How many lines in this data contain the string "Support"? Reply with the number only.

● ● ● ● ●

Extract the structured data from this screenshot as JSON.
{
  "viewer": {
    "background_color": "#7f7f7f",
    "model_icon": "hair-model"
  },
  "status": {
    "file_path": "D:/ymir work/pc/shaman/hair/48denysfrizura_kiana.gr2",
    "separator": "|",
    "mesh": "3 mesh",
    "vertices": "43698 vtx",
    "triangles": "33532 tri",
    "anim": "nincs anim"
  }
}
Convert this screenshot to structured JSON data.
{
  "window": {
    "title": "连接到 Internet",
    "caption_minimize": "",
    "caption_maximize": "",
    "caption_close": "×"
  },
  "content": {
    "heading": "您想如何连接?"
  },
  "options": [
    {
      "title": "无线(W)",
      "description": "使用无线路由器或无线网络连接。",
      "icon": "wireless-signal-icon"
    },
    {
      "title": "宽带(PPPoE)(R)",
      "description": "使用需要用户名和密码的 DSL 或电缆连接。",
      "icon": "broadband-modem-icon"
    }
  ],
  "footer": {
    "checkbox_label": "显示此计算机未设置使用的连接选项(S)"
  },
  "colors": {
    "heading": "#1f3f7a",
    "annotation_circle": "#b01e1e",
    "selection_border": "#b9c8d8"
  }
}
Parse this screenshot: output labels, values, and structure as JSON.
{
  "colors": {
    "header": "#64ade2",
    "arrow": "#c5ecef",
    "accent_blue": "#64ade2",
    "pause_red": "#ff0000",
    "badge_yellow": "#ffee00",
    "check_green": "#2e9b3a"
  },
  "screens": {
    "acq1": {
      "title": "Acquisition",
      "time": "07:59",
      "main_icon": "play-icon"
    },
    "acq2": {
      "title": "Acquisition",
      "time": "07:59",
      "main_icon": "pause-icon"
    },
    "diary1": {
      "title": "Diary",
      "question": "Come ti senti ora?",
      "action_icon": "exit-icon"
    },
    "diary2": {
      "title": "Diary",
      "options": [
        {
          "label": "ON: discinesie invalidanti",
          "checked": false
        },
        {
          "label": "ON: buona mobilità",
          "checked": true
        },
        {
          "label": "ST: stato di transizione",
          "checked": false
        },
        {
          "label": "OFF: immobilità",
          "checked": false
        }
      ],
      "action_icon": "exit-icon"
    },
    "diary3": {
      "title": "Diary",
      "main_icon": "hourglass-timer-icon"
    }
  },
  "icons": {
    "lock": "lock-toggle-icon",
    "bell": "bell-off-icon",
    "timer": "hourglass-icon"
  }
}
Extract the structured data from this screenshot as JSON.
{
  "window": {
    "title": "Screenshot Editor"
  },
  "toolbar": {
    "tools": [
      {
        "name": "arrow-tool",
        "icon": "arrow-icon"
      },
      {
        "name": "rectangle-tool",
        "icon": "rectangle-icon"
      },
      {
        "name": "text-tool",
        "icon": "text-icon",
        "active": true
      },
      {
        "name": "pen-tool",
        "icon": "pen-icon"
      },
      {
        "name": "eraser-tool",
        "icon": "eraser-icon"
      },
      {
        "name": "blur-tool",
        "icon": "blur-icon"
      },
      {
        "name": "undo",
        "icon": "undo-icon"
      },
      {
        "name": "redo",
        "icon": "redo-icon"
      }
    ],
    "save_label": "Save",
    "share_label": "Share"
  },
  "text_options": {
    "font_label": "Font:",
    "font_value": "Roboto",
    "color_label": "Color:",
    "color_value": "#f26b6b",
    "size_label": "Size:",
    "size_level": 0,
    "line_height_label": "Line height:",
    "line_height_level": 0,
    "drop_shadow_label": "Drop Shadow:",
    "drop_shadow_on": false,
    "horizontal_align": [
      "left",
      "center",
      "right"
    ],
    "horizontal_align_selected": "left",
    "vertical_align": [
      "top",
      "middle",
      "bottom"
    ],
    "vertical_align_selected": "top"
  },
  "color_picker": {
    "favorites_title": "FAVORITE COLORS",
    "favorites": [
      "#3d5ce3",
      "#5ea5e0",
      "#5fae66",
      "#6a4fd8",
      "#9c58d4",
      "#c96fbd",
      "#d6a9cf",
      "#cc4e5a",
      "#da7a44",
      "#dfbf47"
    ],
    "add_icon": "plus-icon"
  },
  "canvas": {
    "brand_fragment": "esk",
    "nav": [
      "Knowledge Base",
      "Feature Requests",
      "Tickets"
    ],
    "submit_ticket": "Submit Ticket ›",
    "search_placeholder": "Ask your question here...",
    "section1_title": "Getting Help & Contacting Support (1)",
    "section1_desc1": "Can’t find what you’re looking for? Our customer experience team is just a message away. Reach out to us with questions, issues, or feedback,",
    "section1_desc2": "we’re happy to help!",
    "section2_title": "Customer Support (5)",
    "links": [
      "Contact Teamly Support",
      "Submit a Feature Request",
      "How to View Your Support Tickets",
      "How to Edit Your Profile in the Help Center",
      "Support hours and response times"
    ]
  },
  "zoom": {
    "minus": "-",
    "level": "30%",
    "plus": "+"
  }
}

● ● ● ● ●

**ANSWER SECTION**. 5